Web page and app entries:
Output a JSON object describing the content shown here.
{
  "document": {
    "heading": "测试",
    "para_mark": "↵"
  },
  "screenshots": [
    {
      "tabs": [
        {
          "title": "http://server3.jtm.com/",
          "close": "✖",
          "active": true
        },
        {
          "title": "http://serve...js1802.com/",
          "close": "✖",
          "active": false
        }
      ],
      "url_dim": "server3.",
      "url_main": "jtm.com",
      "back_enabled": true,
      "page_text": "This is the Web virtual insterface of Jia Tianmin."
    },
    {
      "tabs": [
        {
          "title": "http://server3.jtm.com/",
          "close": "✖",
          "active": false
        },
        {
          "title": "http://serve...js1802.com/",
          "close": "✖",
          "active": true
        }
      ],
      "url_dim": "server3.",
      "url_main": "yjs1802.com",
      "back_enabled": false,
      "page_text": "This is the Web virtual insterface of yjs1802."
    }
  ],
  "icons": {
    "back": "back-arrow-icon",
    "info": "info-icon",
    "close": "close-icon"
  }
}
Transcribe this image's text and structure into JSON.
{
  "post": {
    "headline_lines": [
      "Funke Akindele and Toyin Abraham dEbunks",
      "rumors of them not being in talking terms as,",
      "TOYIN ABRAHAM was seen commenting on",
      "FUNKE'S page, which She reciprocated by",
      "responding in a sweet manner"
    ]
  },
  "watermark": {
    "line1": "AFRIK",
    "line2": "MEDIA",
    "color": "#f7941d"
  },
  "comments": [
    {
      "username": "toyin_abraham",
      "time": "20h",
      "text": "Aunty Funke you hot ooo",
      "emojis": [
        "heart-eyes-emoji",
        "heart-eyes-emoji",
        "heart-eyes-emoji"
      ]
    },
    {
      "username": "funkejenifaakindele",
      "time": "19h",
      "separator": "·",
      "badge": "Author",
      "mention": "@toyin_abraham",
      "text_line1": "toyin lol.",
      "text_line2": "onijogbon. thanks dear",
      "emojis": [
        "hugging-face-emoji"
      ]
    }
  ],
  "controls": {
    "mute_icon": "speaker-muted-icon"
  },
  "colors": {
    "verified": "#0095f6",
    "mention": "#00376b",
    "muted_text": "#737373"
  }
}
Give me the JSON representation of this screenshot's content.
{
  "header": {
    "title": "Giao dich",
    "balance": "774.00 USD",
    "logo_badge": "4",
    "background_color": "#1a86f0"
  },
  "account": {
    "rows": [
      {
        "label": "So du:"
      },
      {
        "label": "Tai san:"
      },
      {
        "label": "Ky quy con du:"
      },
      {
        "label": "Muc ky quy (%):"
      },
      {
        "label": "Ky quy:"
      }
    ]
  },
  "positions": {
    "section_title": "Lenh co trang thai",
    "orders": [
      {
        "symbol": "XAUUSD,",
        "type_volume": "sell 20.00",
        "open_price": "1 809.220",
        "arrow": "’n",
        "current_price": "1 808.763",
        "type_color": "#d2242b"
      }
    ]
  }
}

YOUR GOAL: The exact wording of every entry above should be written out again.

WORKED SOLUTION:
Output a JSON object describing the content shown here.
{
  "document": {
    "heading": "测试",
    "para_mark": "↵"
  },
  "screenshots": [
    {
      "tabs": [
        {
          "title": "http://server3.jtm.com/",
          "close": "✖",
          "active": true
        },
        {
          "title": "http://serve...js1802.com/",
          "close": "✖",
          "active": false
        }
      ],
      "url_dim": "server3.",
      "url_main": "jtm.com",
      "back_enabled": true,
      "page_text": "This is the Web virtual insterface of Jia Tianmin."
    },
    {
      "tabs": [
        {
          "title": "http://server3.jtm.com/",
          "close": "✖",
          "active": false
        },
        {
          "title": "http://serve...js1802.com/",
          "close": "✖",
          "active": true
        }
      ],
      "url_dim": "server3.",
      "url_main": "yjs1802.com",
      "back_enabled": false,
      "page_text": "This is the Web virtual insterface of yjs1802."
    }
  ],
  "icons": {
    "back": "back-arrow-icon",
    "info": "info-icon",
    "close": "close-icon"
  }
}
Transcribe this image's text and structure into JSON.
{
  "post": {
    "headline_lines": [
      "Funke Akindele and Toyin Abraham dEbunks",
      "rumors of them not being in talking terms as,",
      "TOYIN ABRAHAM was seen commenting on",
      "FUNKE'S page, which She reciprocated by",
      "responding in a sweet manner"
    ]
  },
  "watermark": {
    "line1": "AFRIK",
    "line2": "MEDIA",
    "color": "#f7941d"
  },
  "comments": [
    {
      "username": "toyin_abraham",
      "time": "20h",
      "text": "Aunty Funke you hot ooo",
      "emojis": [
        "heart-eyes-emoji",
        "heart-eyes-emoji",
        "heart-eyes-emoji"
      ]
    },
    {
      "username": "funkejenifaakindele",
      "time": "19h",
      "separator": "·",
      "badge": "Author",
      "mention": "@toyin_abraham",
      "text_line1": "toyin lol.",
      "text_line2": "onijogbon. thanks dear",
      "emojis": [
        "hugging-face-emoji"
      ]
    }
  ],
  "controls": {
    "mute_icon": "speaker-muted-icon"
  },
  "colors": {
    "verified": "#0095f6",
    "mention": "#00376b",
    "muted_text": "#737373"
  }
}
Give me the JSON representation of this screenshot's content.
{
  "header": {
    "title": "Giao dich",
    "balance": "774.00 USD",
    "logo_badge": "4",
    "background_color": "#1a86f0"
  },
  "account": {
    "rows": [
      {
        "label": "So du:"
      },
      {
        "label": "Tai san:"
      },
      {
        "label": "Ky quy con du:"
      },
      {
        "label": "Muc ky quy (%):"
      },
      {
        "label": "Ky quy:"
      }
    ]
  },
  "positions": {
    "section_title": "Lenh co trang thai",
    "orders": [
      {
        "symbol": "XAUUSD,",
        "type_volume": "sell 20.00",
        "open_price": "1 809.220",
        "arrow": "’n",
        "current_price": "1 808.763",
        "type_color": "#d2242b"
      }
    ]
  }
}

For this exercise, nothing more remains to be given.